Metal-organic frameworks (MOFs) have previously been used as precursors to generate active electrocatalysts through high temperature pyrolysis. However, the pyrolysis occurs only at relatively high temperature up to 600°C under inert atmosphere, and it is highly dependent on thermal stability of MOF. Such process suffers from limited implementation in energy applications, especially whenever thermally non-stable support is used.
Now scientists from Aalto University and Zewail City of Science and Technology (Egypt) have succeeded in designing a process that for the first time occurs at room temperature under ambient conditions, resulting in exceptionally active and highly durable nanocatalyst for the oxygen evolution reaction.
About Aalto University
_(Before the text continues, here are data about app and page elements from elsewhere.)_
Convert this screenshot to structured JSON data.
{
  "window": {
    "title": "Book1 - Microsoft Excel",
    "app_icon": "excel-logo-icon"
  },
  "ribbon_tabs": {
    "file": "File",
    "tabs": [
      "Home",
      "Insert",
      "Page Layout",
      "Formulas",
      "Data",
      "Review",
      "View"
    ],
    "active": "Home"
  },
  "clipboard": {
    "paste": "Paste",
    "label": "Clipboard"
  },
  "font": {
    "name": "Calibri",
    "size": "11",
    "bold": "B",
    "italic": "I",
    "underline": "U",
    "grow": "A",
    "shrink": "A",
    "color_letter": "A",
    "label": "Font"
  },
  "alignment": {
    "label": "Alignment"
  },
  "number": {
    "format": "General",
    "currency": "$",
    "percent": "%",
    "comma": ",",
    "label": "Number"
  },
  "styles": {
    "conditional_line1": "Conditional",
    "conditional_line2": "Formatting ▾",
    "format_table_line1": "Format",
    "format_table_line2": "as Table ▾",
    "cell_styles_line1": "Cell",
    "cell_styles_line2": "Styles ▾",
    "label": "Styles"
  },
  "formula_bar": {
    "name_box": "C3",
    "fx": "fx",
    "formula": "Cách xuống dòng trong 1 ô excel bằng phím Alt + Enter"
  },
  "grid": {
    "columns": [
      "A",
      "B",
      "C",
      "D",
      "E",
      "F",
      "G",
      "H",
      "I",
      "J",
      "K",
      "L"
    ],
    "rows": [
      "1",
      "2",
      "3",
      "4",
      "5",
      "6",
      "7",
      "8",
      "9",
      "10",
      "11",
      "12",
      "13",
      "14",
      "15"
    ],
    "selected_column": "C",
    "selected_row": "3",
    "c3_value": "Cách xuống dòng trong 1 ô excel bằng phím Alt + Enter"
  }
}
AALTO University is a multidisciplinary university in the fields of Science and Technology, Economics, Architecture, and Art and Design. It has 409 faculty members and a student body of 20,000, 70% of which are students in Science and Technology. AALTO University was founded in 2010 by merging three Finnish universities: The Helsinki School of Economics, The University of Art and Design Helsinki, and Helsinki University of Technology. The three schools are all leading institutions in their respective fields and in their own right. Aalto University is a multidisciplinary community where Science and Art meet Technology and Business. The university is committed to identifying and solving grand societal challenges and building an innovative future.